This meticulous tracing of Cavendish’s evolving philosophy allows the reader to gain greater insight into Cavendish as a person and a better understanding of the confusing, and often contradictory, elements of her philosophy. However, readers of this interdisciplinary website may be disappointed to learn that this is quite a disciplinary reading of Cavendish, firmly rooted in the history of natural philosophy. Sarasohn is correct that the majority of studies on Cavendish have come from literary scholars (p. 235), and a study positioning Cavendish within the history of science is refreshing and welcome. However, a more interdisciplinary assessment of gender and publication politics could have prevented Sarasohn from occasionally overstating her claims. For example, there are some bold statements about how difficult it was to be an early modern woman writer, but her sources often date from 1980s feminist scholarship that has been helpfully complicated or revised by more recent work on women’s writing. Another underlying current – how Cavendish self-fashioned herself as a female natural philosopher – could have been further developed through comparison with other early modern female intellectuals who did not face the same ridicule, such as Anne Conway or Lucy Hutchinson (primarily discussed in literary circles). But just as there are several literary studies of Cavendish already available, perhaps a historical study is needed before a substantiated interdisciplinary analysis can be posited.

Sarasohn handles the great variety and complexity of Cavendish’s works very well, and her expertise in the history of science and philosophy allows her to tackle difficult passages often avoided by scholars.
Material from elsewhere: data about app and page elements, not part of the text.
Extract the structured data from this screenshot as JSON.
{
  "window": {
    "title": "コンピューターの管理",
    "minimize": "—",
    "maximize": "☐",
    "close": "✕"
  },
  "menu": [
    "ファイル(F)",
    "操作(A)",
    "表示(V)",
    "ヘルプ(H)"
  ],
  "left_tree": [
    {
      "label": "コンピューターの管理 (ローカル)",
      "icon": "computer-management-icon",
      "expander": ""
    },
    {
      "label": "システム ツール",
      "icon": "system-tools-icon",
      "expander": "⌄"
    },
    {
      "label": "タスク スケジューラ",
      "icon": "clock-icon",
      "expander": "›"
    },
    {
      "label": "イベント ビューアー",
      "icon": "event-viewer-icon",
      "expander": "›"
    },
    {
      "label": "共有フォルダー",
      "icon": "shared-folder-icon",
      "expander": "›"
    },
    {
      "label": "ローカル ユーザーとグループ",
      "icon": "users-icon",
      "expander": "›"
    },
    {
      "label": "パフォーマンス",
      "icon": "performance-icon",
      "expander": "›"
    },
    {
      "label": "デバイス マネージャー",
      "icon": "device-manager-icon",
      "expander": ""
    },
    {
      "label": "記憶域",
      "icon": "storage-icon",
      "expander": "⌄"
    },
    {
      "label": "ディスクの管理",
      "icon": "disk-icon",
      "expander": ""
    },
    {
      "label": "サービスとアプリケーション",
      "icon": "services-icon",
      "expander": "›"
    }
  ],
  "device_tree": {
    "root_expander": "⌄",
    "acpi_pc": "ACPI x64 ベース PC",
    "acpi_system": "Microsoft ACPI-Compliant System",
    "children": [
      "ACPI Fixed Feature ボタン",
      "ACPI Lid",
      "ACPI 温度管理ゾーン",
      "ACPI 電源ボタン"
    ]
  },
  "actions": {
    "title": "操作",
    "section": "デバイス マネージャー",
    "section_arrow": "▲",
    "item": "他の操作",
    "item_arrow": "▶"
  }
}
This convincing analysis makes a strong argument for historians to read these works as serious philosophical treatises, and it will certainly provide the foundation for interdisciplinary analyses that draw more from the field of early modern women’s writing.

Michelle DiMeo, Georgia Institute of Technology